Some composers I’ve met have a voracious appetite when it comes to creating and collaborating, but find they have little stomach for the less exciting grunt work that’s often necessary in order for current creative work to lead to future projects. Conversely, I also know a lot of “operators” who seem to relish clerical and organizational tasks more so than the creative process. What whets one composer’s appetite often has little resemblance to the preferences and desires that drive others.
And just like our urge to eat, the appetite for composing tends to fluctuate throughout life, the current year, and even over the course of a single day. I know many composers who awaken hungry for composing and love working best in the morning, before the creative muse is clouded by the many other concerns of daily life. I find I usually wake up with a taste for catching up on emails, phone calls, and other busywork (like copying scores and mailing stacks of parts). Once these preliminaries are out of the way, I usually don’t get the urge to do some composing until the evening—there is something about being “off the clock” that makes me feel creative, and the preceding hours of busywork are just the thing to work up an appetite for writing music.
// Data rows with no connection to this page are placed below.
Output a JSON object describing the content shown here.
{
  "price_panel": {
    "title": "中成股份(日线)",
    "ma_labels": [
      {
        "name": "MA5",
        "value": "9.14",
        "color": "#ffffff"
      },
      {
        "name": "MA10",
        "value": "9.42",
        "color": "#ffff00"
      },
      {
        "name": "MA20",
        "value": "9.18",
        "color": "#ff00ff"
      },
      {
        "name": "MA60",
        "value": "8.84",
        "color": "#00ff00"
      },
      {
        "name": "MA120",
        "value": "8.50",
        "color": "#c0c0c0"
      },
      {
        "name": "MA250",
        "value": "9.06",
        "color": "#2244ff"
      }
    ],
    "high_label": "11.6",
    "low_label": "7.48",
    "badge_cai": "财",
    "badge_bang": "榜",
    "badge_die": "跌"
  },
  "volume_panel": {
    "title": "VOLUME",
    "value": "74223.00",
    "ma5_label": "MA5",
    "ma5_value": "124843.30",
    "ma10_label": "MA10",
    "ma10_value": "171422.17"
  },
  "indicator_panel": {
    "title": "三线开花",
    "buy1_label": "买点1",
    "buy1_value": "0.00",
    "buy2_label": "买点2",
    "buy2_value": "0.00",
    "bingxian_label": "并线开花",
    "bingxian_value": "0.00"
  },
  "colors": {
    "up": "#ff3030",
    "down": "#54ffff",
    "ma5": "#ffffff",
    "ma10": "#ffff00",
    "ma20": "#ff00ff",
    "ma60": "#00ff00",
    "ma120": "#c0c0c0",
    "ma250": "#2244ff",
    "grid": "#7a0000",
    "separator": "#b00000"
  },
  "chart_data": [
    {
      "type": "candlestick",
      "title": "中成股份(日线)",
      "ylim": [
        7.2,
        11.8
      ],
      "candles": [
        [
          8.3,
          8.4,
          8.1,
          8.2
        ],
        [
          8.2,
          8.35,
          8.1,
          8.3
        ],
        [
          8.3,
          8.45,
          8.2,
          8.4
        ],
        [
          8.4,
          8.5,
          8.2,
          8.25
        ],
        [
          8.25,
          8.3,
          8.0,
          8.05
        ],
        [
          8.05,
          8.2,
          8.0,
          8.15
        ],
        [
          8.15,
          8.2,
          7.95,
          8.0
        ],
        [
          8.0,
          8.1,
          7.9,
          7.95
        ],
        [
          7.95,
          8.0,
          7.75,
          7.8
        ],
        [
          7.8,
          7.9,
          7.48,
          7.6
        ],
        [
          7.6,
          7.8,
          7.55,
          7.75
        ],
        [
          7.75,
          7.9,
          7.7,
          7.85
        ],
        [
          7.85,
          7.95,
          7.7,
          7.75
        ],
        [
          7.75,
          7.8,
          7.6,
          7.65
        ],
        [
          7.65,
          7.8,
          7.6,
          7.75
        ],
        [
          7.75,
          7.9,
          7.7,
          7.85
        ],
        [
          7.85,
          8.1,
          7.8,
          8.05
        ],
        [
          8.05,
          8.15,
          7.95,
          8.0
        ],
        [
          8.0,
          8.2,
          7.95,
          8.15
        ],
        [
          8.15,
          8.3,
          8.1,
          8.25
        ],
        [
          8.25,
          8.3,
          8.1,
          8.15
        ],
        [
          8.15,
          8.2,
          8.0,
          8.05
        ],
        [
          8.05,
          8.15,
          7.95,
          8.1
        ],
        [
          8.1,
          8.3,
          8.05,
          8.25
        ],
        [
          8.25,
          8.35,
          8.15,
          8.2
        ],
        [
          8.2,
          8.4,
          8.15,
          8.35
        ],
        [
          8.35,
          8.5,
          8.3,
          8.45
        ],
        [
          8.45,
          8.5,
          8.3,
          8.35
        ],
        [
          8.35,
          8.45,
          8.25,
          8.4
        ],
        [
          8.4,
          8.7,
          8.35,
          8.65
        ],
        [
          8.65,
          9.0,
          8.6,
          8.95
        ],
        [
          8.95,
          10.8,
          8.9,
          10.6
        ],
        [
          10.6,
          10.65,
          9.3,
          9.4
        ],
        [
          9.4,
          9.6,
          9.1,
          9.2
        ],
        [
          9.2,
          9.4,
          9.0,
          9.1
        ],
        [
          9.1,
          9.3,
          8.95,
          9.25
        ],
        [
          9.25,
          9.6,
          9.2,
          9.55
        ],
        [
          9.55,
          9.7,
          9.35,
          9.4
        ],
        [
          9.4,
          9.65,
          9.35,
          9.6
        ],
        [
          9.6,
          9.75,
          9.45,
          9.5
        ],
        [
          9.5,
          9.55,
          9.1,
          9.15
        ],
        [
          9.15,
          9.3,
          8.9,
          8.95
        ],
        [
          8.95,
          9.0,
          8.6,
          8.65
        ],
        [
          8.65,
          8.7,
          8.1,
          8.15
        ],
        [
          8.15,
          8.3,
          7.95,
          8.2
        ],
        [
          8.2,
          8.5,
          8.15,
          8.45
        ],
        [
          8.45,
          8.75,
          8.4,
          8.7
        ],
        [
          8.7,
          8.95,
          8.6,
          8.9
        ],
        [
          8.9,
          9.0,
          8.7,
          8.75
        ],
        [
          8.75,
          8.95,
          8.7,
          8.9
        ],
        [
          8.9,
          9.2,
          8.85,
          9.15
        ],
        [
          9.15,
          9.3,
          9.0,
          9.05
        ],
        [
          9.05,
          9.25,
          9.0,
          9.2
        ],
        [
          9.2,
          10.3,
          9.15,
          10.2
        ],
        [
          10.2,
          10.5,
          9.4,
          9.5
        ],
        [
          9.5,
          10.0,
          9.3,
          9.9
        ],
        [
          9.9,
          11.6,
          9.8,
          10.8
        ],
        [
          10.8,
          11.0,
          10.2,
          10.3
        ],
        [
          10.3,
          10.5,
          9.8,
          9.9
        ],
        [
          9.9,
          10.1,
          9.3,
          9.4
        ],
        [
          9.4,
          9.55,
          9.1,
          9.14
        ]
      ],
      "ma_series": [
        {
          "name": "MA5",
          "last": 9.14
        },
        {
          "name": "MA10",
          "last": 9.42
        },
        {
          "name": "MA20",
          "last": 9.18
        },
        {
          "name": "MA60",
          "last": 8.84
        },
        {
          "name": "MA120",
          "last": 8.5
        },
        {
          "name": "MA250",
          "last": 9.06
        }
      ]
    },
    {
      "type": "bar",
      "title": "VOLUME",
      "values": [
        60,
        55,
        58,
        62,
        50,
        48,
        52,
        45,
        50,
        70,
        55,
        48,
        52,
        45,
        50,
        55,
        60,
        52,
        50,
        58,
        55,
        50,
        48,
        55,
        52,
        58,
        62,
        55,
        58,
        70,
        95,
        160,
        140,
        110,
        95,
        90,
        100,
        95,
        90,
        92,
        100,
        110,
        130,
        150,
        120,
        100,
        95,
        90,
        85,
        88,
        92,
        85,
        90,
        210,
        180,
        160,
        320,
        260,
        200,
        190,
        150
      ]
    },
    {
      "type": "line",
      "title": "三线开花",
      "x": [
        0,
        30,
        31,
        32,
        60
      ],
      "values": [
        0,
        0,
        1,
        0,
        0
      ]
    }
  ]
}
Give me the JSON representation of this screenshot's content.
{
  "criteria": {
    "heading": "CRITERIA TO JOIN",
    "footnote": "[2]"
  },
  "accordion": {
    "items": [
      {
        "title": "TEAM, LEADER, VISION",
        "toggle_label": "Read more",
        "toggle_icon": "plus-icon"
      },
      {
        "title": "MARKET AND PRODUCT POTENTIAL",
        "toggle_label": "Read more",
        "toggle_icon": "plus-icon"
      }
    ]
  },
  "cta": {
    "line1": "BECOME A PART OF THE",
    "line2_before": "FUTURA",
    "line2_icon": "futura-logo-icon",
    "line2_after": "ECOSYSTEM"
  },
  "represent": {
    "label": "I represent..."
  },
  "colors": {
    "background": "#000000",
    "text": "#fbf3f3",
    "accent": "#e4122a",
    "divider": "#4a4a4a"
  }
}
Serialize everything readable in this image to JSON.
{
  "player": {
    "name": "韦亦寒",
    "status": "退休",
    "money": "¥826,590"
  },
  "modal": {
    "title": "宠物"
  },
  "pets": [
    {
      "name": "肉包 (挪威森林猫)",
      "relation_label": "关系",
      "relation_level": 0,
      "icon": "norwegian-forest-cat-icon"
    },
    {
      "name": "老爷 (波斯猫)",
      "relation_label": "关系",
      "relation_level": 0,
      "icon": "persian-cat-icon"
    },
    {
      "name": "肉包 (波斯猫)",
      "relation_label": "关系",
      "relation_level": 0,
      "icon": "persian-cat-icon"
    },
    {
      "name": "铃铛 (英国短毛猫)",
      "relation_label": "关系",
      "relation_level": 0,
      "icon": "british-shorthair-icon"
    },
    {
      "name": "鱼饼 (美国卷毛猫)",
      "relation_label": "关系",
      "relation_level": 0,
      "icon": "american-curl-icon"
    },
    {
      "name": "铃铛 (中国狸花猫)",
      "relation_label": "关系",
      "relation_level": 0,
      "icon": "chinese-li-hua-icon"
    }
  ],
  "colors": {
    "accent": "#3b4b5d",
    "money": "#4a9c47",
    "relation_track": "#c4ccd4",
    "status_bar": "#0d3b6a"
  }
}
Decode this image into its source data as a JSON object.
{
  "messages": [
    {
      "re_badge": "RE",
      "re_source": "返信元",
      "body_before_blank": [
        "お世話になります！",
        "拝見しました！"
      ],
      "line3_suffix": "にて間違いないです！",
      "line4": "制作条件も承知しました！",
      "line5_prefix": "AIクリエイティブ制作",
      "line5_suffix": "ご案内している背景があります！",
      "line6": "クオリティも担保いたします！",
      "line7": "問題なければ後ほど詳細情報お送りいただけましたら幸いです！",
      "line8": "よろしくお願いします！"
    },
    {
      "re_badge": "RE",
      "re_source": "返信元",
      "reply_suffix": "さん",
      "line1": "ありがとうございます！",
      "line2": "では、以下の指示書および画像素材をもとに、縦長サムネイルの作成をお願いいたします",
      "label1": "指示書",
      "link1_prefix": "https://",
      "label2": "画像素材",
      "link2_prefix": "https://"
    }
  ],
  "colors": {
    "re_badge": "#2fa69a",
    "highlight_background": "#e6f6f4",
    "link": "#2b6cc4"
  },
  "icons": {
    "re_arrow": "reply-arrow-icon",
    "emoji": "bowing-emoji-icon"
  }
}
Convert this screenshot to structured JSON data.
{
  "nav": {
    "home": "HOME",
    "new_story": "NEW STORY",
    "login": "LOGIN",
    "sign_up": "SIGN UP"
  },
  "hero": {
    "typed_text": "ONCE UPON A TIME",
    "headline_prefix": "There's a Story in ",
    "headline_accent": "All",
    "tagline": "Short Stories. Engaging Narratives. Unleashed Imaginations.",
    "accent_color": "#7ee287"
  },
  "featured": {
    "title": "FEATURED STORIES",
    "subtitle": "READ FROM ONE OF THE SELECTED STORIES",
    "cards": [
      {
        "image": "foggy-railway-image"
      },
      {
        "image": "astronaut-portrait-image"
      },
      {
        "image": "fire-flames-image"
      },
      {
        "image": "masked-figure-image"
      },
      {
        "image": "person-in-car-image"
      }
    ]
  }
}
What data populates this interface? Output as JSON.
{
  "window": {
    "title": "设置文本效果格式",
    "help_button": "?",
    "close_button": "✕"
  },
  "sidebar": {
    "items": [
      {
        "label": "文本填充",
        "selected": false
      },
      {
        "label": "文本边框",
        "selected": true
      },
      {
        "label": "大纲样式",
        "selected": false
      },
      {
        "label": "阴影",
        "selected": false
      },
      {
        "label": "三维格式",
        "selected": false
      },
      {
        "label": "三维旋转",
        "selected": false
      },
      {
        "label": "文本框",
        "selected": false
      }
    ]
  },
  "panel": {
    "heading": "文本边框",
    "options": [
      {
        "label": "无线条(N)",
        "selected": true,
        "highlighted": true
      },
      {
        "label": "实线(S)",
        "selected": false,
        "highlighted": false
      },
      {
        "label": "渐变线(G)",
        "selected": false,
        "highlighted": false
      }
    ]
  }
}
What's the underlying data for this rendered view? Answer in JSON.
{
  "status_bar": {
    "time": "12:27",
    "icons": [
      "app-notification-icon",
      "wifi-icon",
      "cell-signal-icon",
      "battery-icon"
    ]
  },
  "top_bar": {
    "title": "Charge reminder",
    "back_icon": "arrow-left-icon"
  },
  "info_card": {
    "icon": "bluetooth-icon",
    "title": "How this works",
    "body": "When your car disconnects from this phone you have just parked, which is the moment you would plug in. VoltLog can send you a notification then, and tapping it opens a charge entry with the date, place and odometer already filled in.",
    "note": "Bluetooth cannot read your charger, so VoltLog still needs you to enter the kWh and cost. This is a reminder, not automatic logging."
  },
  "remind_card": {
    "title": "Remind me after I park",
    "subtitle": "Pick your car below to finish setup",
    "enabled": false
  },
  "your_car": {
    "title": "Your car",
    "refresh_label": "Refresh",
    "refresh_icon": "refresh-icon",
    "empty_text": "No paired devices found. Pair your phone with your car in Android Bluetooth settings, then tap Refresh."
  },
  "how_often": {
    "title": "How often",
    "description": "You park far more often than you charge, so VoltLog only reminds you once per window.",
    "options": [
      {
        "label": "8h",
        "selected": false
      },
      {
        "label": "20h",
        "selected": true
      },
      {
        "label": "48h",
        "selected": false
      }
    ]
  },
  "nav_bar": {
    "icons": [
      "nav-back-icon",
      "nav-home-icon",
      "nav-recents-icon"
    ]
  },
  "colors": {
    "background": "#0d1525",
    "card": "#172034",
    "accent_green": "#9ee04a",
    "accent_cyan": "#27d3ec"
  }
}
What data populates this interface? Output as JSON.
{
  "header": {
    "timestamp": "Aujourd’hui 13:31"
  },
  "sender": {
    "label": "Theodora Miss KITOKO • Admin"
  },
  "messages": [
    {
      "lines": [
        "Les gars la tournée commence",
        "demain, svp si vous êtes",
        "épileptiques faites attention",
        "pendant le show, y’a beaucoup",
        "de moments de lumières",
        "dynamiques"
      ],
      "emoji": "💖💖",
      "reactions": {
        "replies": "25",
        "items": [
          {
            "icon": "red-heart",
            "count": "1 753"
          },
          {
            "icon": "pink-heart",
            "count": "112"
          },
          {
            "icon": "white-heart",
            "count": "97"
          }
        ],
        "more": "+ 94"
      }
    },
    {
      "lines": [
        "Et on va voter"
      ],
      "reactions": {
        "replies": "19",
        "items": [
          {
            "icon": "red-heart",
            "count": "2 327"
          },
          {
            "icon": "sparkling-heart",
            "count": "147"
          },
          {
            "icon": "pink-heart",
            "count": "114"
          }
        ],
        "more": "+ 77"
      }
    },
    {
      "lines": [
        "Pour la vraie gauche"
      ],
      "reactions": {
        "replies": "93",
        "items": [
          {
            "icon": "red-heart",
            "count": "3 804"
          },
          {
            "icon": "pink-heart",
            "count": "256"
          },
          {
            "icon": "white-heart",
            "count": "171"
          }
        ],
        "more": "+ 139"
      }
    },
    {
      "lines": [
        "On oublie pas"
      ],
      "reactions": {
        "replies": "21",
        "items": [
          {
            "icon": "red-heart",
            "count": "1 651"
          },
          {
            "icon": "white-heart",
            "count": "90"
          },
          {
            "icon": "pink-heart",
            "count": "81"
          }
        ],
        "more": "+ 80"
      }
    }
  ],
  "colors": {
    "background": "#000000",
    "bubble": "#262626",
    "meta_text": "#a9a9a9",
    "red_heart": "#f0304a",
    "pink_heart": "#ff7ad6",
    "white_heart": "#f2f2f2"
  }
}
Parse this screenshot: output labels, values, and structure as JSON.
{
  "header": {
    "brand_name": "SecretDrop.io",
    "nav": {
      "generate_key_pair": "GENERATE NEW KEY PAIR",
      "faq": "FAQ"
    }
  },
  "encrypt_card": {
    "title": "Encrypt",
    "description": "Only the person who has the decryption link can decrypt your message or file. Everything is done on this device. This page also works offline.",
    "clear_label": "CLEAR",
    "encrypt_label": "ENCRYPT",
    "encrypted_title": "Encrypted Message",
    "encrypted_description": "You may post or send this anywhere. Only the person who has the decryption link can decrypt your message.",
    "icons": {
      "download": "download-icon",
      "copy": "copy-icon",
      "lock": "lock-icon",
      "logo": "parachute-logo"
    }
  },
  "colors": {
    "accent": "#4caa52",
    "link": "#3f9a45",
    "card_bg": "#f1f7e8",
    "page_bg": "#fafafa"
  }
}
Many artists speak of the normal ebb and flow of creative cycles or “seasons” that culminate with the “harvest” of finished work and a pronounced “fallow period” where there is a rest from the incessant intensity of creativity.
When I first started out composing in high school, I couldn’t get enough—I was hooked! With a few pieces under my belt and the focused scrutiny of academia, I noticed this hunger starting to diminish. Part of this was a natural and healthy result of increased introspection and the desire to figure out what I’d try to tackle next. At one point later in my twenties I was alarmed to find that my zest for composing had almost dried up—I still consciously wanted to compose, but that genuine feeling of hunger was, for a moment, close to flickering out. After the singular focus on composing during my school years, what I needed most at that moment was to take a break. Spending too much time composing is just like spending too much time eating; without cessation at least for a brief time, one doesn’t ever feel those pangs of hunger and therefore can’t find satisfaction. After taking some time off, my typical ravenous desire to compose returned.
Composers, what are you hungry for? What is it that most sustains you when it comes to composing, and what parts of the experience do you find less palatable? What factors seem to impact your “hunger” for creating music?